Our postdoctoral training program provides trainees the opportunity for high-quality mentored research, course work, seminars and workshops with experts in the areas of cognitive changes in aging, cognitive neuroscience of aging, personality and socio-emotional aging, and translational impact.
The program supports individuals with or without prior training in aging. For individuals with prior training, we strengthen their background in aging and to complement this background with training in a complementary area of their choosing. For individuals with less background in aging, we help them develop into top-flight aging researchers, including through additional foundational course work. Thus, postdoctoral fellows without a background in aging are required to take or audit our graduate-level Psychology of Aging course and one other relevant course.
All postdoctoral fellows will take a newly developed Project Building in Aging & Development course through which fellows will develop a research project in the form of an NIH or NSF grant proposal.

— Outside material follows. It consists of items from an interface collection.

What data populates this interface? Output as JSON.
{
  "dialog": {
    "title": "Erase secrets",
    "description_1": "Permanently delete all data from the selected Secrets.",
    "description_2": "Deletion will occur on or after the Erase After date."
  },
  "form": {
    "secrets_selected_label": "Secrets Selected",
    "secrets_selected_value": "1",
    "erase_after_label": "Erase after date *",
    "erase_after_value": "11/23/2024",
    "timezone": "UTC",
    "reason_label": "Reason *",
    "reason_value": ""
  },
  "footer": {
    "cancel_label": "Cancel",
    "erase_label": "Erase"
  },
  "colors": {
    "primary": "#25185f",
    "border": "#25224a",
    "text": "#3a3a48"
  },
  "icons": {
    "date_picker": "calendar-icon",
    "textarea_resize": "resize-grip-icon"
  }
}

Each postdoctoral fellow is matched with a primary preceptor. The goal of the preceptor is to assist the postdoctoral fellow in the development of the fellow’s own program of research, not to carry out the preceptor’s research. Trainees are expected to develop research with at least two faculty members. Each postdoctoral trainee is also assigned a Career Development Committee made up of the primary preceptor and two other supervising faculty, with at least one drawn from the Affiliated Faculty to provide a cross-disciplinary perspective.
Postdoctoral fellows are expected to attend the weekly Aging & Development brownbag, the departmental colloquium, and at least one other research talk series. In addition, postdoctoral fellows are required to give at least one talk each year and are given feedback by the mentoring committee, with a particular focus on preparing them to give an effective job talk. Lastly, they are also encouraged (and funded) to present their research to at least one national or scientific meeting each year.
Postdoctoral fellow also have the option to participate in the Washington University Postdoc Peer mentoring program. This program pairs new postdoctoral trainees with more advanced trainees who have completed the program, and provides one-on-one support and guidance as they acclimate to the University, St. Louis, and their academic role.
Our postdoctoral program is highly successful: Of the 13 postdoctoral trainees who have completed training since 2010, 11 are in academia (8 Assistant Professor, 2 Associate Professor, 1 Research Assistant Professor) and 1 is conducting research in industry. Of the 11 in academia, 6 have obtained independent funding.